Lines below that include "play" are the answer; copy each one.

§ **DATA IN THIS EXERCISE**:
BEGIN
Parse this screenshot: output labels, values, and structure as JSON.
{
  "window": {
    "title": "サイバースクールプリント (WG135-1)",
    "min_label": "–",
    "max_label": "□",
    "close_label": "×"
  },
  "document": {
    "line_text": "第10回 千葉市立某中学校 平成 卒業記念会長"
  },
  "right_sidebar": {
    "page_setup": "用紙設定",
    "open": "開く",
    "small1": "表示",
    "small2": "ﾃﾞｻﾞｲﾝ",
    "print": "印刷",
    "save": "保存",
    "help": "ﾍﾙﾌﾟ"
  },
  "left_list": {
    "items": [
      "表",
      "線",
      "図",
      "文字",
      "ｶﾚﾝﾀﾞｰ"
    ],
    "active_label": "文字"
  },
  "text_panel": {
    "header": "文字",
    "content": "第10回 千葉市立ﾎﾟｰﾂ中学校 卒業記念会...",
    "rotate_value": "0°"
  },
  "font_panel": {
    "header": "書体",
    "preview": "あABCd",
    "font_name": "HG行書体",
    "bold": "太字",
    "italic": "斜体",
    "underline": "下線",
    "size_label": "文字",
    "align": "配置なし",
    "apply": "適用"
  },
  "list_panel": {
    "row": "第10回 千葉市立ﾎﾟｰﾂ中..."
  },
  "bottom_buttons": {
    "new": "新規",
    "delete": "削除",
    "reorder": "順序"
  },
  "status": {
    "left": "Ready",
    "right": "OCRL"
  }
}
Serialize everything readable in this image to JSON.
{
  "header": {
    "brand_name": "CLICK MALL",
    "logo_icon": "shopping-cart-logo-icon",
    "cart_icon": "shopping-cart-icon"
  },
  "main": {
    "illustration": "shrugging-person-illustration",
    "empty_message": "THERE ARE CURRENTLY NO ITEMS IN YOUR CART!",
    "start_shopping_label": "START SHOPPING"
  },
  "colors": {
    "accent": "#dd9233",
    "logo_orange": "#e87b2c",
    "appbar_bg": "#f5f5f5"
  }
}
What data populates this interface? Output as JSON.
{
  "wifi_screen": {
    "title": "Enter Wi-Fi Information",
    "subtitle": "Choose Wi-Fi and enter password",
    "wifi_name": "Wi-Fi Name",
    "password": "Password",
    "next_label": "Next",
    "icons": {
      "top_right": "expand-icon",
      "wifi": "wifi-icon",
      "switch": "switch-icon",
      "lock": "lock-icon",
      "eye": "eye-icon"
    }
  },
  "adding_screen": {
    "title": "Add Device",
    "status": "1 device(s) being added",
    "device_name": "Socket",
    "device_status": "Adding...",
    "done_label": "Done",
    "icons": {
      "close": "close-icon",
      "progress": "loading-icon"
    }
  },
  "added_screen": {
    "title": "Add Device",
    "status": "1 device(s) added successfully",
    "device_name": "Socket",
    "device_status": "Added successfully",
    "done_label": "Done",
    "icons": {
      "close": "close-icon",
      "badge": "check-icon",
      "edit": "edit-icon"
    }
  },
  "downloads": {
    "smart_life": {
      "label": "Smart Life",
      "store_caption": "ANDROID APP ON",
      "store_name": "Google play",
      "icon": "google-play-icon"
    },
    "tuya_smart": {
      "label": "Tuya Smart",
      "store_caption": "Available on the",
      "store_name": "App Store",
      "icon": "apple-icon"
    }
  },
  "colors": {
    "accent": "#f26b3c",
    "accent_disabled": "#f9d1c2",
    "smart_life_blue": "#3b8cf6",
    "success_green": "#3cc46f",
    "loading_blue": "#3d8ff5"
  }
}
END
§ **OUTPUT OF THE TASK**:
      "store_name": "Google play",
      "icon": "google-play-icon"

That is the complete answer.